GAINESVILLE, Fla. -- There is very little middle ground when it comes to evaluating Florida’s 2009 17-member signing class.
Eight became starters, seven turned into busts and two others are role players -- including one who has driven two separate coaching staffs crazy. Seven of those starters have done so for multiple seasons.
That’s not a bad ratio. Most coaches would be ecstatic if 50 percent of every signing class developed into starters, even if it also meant half weren’t going to make much impact, if any, on the program.
Of course, it’s impossible to know that on signing day. It’s only several years later that a coach can found out how good of a job he did.
"You judge a recruiting class after it’s been on your campus for two or three years," Florida coach Will Muschamp has previously said. "Everybody wants to judge it in February and rank them and say this class is great. That’s ridiculous to be able to rank a class in February when these guys haven’t even stepped on campus yet and been through a spring practice and been in fall camp.
"I’ve been around a lot of guys who were two-stars who ended up playing in the NFL for a really long time. They were really good players. And I’ve been around some five-stars who couldn’t play."
Here’s a look back at the 2009 class:
Then-coach Urban Meyer signed eight players who started at least one season: LB Jelani Jenkins, RB Mike Gillislee, LB Jon Bostic, TE Jordan Reed, S Josh Evans, C Jonotthan Harrison, G Jon Halapio and OT Xavier Nixon. All but Gillislee started multiple seasons, and five (Bostic, Reed, Jenkins, Gillislee and Nixon) earned All-SEC honors at least once in their careers.
The most productive player in that group is Bostic, who has started every game the past two seasons and finished his career with 237 tackles, 7.5 sacks, and five interceptions. He was the unquestioned leader of the defense the past two seasons.

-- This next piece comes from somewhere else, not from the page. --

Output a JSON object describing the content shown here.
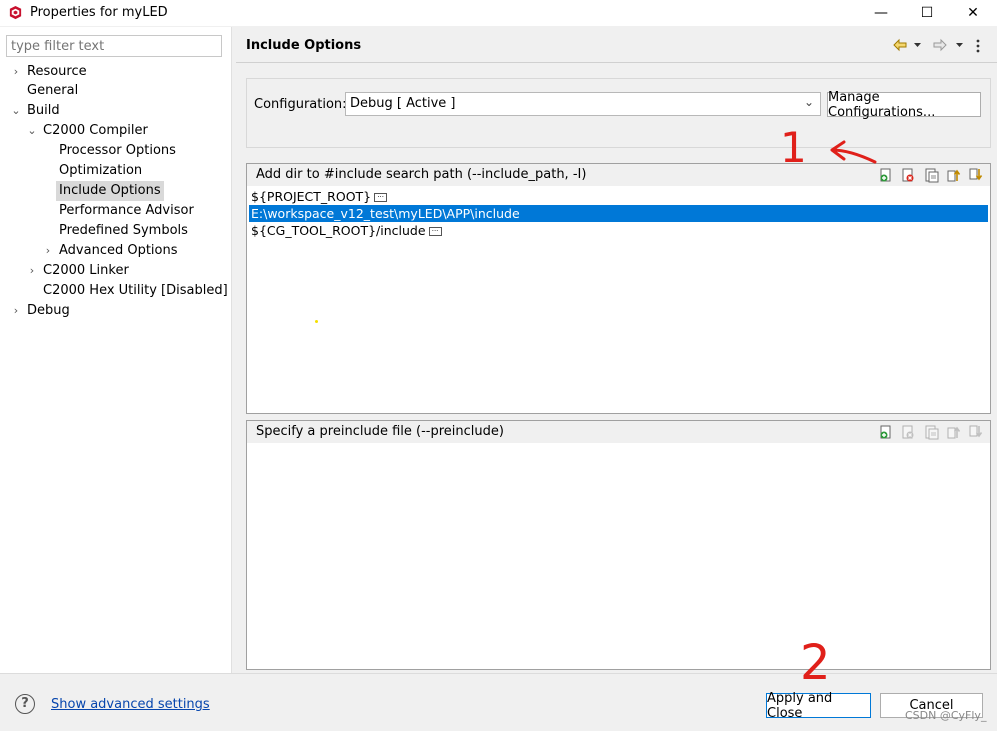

Jenkins had an injury-riddled 2012 but still finished his career with 182 tackles, six sacks and three interceptions. He redshirted in 2009 and decided to bypass his final season for the NFL. Evans played the best football of his career in 2012, leading the Gators with 83 tackles and finishing his career with 154 tackles and five interceptions.
Reed signed as a quarterback, redshirted in 2009, rotated with John Brantley and Trey Burton in 2010, and was converted to tight end in 2011. Despite having never played the position before, Reed caught 79 passes for 945 yards and six touchdowns. Reed also threw for 252 yards and three touchdowns and ran for 328 yards and five touchdowns.
Gillislee was stuck behind Jeff Demps and Chris Rainey for three seasons, but finally got his chance to start in 2012 and flourished in the pro-style offense. Gillislee rushed for 1,152 yards and 10 touchdowns to become UF’s first 1,000-yard rusher since Ciatrick Fason in 2004.
Halapio has started 28 consecutive games (33 overall), and Harrison has started 27 consecutive games (27 overall), and both are scheduled to start at right guard and center, respectively, again in 2013. Nixon started 33 games in his career, including the last five of his freshman season.
Meyer compared WR Andre Debose to Percy Harvin, but Debose hasn’t come anywhere close to being half the player Harvin was at Florida. Debose has made his biggest impact as a kick returner (he already holds the school record with four kickoff returns for touchdowns) but attitude, work ethic and consistency issues have kept him from seeing much time on offense.
It’s a shame because Debose probably has the most athletic ability of any receiver on the roster and could be the playmaker the Gators have been desperately seeking for the past three seasons. He has one more season remaining, and the hope is that he’ll finally figure things out and become someone the coaching staff can trust.
OL Kyle Koehne has worked at center, guard and tackle throughout his career and has started four games, but is mainly an injury fill-in. His versatility makes him valuable, although he might find himself a more permanent home in 2013 with the additions of several incoming players.
DT Gary Brown turned into one of the biggest busts in school history. Brown, who was ESPN’s No. 2 defensive tackle and the No. 23 overall player, was dismissed from the team after his arrest for allegedly striking two women at an off-campus party.
Two other signees (LB/S Dee Finley, TE Desmond Parks) eventually transferred. Finley, ESPN’s No. 2 safety, failed to qualify in 2008 and spent a year at a prep school before enrolling in 2009. He never played much and left in the middle of the 2011 season after compiling a 12 tackles in 19 games.
Parks never played in a game in two seasons before transferring.
OL Nick Alajajian, WR Stephen Alli, DE Kedric Johnson and DT Edwin Herbert have played in a combined 94 games in their careers. Only Alli (three catches for 17 yards) and Johnson (nine tackles) have compiled any stats. Alajajian, who was converted to defensive tackle, never started a game. Alajajian and Johnson missed the 2012 season with injuries.